* **YOUR GOAL**: Write the records out again, unchanged.

Data extracted from a collection

┄┄┄┄┄┄

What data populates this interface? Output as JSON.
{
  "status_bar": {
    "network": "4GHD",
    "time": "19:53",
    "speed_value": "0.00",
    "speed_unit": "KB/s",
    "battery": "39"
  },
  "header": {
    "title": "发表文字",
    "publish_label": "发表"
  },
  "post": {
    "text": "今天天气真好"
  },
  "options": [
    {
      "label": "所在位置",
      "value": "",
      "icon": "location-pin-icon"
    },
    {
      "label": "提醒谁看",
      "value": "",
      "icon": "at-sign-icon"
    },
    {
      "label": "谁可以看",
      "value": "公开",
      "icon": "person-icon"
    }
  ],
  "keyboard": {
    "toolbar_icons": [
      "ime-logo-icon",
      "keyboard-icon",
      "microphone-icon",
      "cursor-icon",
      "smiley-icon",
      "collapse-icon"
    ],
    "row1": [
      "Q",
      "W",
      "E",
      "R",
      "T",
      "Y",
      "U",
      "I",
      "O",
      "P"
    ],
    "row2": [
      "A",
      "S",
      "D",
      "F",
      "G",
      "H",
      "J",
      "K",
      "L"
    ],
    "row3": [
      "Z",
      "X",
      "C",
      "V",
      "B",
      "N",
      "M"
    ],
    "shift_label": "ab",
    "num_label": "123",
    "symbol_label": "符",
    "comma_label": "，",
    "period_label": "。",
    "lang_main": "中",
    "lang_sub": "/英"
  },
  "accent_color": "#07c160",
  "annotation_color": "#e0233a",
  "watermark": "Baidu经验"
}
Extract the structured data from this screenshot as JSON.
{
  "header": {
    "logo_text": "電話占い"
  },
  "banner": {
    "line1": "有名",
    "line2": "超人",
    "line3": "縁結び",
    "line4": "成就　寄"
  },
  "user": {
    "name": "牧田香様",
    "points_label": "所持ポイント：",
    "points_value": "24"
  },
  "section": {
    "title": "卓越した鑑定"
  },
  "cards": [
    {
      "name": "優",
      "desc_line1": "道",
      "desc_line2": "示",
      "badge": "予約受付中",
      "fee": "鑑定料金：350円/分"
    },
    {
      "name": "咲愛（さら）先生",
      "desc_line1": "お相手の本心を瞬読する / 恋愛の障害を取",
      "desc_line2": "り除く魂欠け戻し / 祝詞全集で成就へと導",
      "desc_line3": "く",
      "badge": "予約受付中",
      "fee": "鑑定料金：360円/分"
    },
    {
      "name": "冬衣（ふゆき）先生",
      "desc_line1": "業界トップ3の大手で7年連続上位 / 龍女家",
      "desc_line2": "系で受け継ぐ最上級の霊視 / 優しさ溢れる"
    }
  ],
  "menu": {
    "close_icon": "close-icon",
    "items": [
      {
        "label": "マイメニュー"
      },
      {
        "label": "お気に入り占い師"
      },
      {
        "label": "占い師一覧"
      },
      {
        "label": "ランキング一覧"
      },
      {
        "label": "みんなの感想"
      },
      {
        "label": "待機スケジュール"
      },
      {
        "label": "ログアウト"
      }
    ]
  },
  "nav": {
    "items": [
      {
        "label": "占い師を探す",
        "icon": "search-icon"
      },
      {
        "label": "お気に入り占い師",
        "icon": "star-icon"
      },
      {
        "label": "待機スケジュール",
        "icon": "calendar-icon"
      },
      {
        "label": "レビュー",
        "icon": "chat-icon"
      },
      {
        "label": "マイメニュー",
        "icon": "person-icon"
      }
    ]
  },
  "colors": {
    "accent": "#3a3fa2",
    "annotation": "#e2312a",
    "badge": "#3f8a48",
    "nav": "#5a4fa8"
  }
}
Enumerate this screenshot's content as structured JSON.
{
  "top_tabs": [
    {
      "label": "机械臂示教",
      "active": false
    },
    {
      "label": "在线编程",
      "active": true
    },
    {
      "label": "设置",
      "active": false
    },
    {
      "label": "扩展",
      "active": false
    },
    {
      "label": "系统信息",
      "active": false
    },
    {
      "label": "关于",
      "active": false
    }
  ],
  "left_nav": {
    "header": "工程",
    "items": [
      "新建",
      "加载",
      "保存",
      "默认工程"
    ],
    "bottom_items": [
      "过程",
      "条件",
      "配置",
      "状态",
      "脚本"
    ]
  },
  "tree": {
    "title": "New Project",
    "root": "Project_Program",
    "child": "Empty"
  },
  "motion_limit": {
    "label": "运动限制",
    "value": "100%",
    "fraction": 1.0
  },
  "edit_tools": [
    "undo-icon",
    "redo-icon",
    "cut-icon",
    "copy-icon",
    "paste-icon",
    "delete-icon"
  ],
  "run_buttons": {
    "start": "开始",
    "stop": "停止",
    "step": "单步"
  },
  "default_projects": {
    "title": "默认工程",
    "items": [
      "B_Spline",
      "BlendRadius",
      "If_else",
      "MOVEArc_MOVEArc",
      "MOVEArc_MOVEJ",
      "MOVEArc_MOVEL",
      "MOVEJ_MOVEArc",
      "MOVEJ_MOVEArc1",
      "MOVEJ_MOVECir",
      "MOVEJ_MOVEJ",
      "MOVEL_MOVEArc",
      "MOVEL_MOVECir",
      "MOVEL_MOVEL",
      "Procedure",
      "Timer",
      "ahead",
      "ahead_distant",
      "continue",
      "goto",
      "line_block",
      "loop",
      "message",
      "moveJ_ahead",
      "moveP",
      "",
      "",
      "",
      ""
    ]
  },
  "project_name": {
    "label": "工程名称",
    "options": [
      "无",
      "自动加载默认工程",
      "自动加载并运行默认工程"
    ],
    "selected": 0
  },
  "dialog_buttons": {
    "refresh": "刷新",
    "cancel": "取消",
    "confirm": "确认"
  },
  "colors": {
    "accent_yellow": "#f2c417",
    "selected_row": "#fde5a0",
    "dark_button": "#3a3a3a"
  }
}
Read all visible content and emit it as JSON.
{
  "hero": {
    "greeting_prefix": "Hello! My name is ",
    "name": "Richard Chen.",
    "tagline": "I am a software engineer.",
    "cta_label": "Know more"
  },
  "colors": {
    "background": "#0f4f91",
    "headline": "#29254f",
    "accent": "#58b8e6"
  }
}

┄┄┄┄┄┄

* **ANSWER FOR THIS EXERCISE**:
What data populates this interface? Output as JSON.
{
  "status_bar": {
    "network": "4GHD",
    "time": "19:53",
    "speed_value": "0.00",
    "speed_unit": "KB/s",
    "battery": "39"
  },
  "header": {
    "title": "发表文字",
    "publish_label": "发表"
  },
  "post": {
    "text": "今天天气真好"
  },
  "options": [
    {
      "label": "所在位置",
      "value": "",
      "icon": "location-pin-icon"
    },
    {
      "label": "提醒谁看",
      "value": "",
      "icon": "at-sign-icon"
    },
    {
      "label": "谁可以看",
      "value": "公开",
      "icon": "person-icon"
    }
  ],
  "keyboard": {
    "toolbar_icons": [
      "ime-logo-icon",
      "keyboard-icon",
      "microphone-icon",
      "cursor-icon",
      "smiley-icon",
      "collapse-icon"
    ],
    "row1": [
      "Q",
      "W",
      "E",
      "R",
      "T",
      "Y",
      "U",
      "I",
      "O",
      "P"
    ],
    "row2": [
      "A",
      "S",
      "D",
      "F",
      "G",
      "H",
      "J",
      "K",
      "L"
    ],
    "row3": [
      "Z",
      "X",
      "C",
      "V",
      "B",
      "N",
      "M"
    ],
    "shift_label": "ab",
    "num_label": "123",
    "symbol_label": "符",
    "comma_label": "，",
    "period_label": "。",
    "lang_main": "中",
    "lang_sub": "/英"
  },
  "accent_color": "#07c160",
  "annotation_color": "#e0233a",
  "watermark": "Baidu经验"
}
Extract the structured data from this screenshot as JSON.
{
  "header": {
    "logo_text": "電話占い"
  },
  "banner": {
    "line1": "有名",
    "line2": "超人",
    "line3": "縁結び",
    "line4": "成就　寄"
  },
  "user": {
    "name": "牧田香様",
    "points_label": "所持ポイント：",
    "points_value": "24"
  },
  "section": {
    "title": "卓越した鑑定"
  },
  "cards": [
    {
      "name": "優",
      "desc_line1": "道",
      "desc_line2": "示",
      "badge": "予約受付中",
      "fee": "鑑定料金：350円/分"
    },
    {
      "name": "咲愛（さら）先生",
      "desc_line1": "お相手の本心を瞬読する / 恋愛の障害を取",
      "desc_line2": "り除く魂欠け戻し / 祝詞全集で成就へと導",
      "desc_line3": "く",
      "badge": "予約受付中",
      "fee": "鑑定料金：360円/分"
    },
    {
      "name": "冬衣（ふゆき）先生",
      "desc_line1": "業界トップ3の大手で7年連続上位 / 龍女家",
      "desc_line2": "系で受け継ぐ最上級の霊視 / 優しさ溢れる"
    }
  ],
  "menu": {
    "close_icon": "close-icon",
    "items": [
      {
        "label": "マイメニュー"
      },
      {
        "label": "お気に入り占い師"
      },
      {
        "label": "占い師一覧"
      },
      {
        "label": "ランキング一覧"
      },
      {
        "label": "みんなの感想"
      },
      {
        "label": "待機スケジュール"
      },
      {
        "label": "ログアウト"
      }
    ]
  },
  "nav": {
    "items": [
      {
        "label": "占い師を探す",
        "icon": "search-icon"
      },
      {
        "label": "お気に入り占い師",
        "icon": "star-icon"
      },
      {
        "label": "待機スケジュール",
        "icon": "calendar-icon"
      },
      {
        "label": "レビュー",
        "icon": "chat-icon"
      },
      {
        "label": "マイメニュー",
        "icon": "person-icon"
      }
    ]
  },
  "colors": {
    "accent": "#3a3fa2",
    "annotation": "#e2312a",
    "badge": "#3f8a48",
    "nav": "#5a4fa8"
  }
}
Enumerate this screenshot's content as structured JSON.
{
  "top_tabs": [
    {
      "label": "机械臂示教",
      "active": false
    },
    {
      "label": "在线编程",
      "active": true
    },
    {
      "label": "设置",
      "active": false
    },
    {
      "label": "扩展",
      "active": false
    },
    {
      "label": "系统信息",
      "active": false
    },
    {
      "label": "关于",
      "active": false
    }
  ],
  "left_nav": {
    "header": "工程",
    "items": [
      "新建",
      "加载",
      "保存",
      "默认工程"
    ],
    "bottom_items": [
      "过程",
      "条件",
      "配置",
      "状态",
      "脚本"
    ]
  },
  "tree": {
    "title": "New Project",
    "root": "Project_Program",
    "child": "Empty"
  },
  "motion_limit": {
    "label": "运动限制",
    "value": "100%",
    "fraction": 1.0
  },
  "edit_tools": [
    "undo-icon",
    "redo-icon",
    "cut-icon",
    "copy-icon",
    "paste-icon",
    "delete-icon"
  ],
  "run_buttons": {
    "start": "开始",
    "stop": "停止",
    "step": "单步"
  },
  "default_projects": {
    "title": "默认工程",
    "items": [
      "B_Spline",
      "BlendRadius",
      "If_else",
      "MOVEArc_MOVEArc",
      "MOVEArc_MOVEJ",
      "MOVEArc_MOVEL",
      "MOVEJ_MOVEArc",
      "MOVEJ_MOVEArc1",
      "MOVEJ_MOVECir",
      "MOVEJ_MOVEJ",
      "MOVEL_MOVEArc",
      "MOVEL_MOVECir",
      "MOVEL_MOVEL",
      "Procedure",
      "Timer",
      "ahead",
      "ahead_distant",
      "continue",
      "goto",
      "line_block",
      "loop",
      "message",
      "moveJ_ahead",
      "moveP",
      "",
      "",
      "",
      ""
    ]
  },
  "project_name": {
    "label": "工程名称",
    "options": [
      "无",
      "自动加载默认工程",
      "自动加载并运行默认工程"
    ],
    "selected": 0
  },
  "dialog_buttons": {
    "refresh": "刷新",
    "cancel": "取消",
    "confirm": "确认"
  },
  "colors": {
    "accent_yellow": "#f2c417",
    "selected_row": "#fde5a0",
    "dark_button": "#3a3a3a"
  }
}
Read all visible content and emit it as JSON.
{
  "hero": {
    "greeting_prefix": "Hello! My name is ",
    "name": "Richard Chen.",
    "tagline": "I am a software engineer.",
    "cta_label": "Know more"
  },
  "colors": {
    "background": "#0f4f91",
    "headline": "#29254f",
    "accent": "#58b8e6"
  }
}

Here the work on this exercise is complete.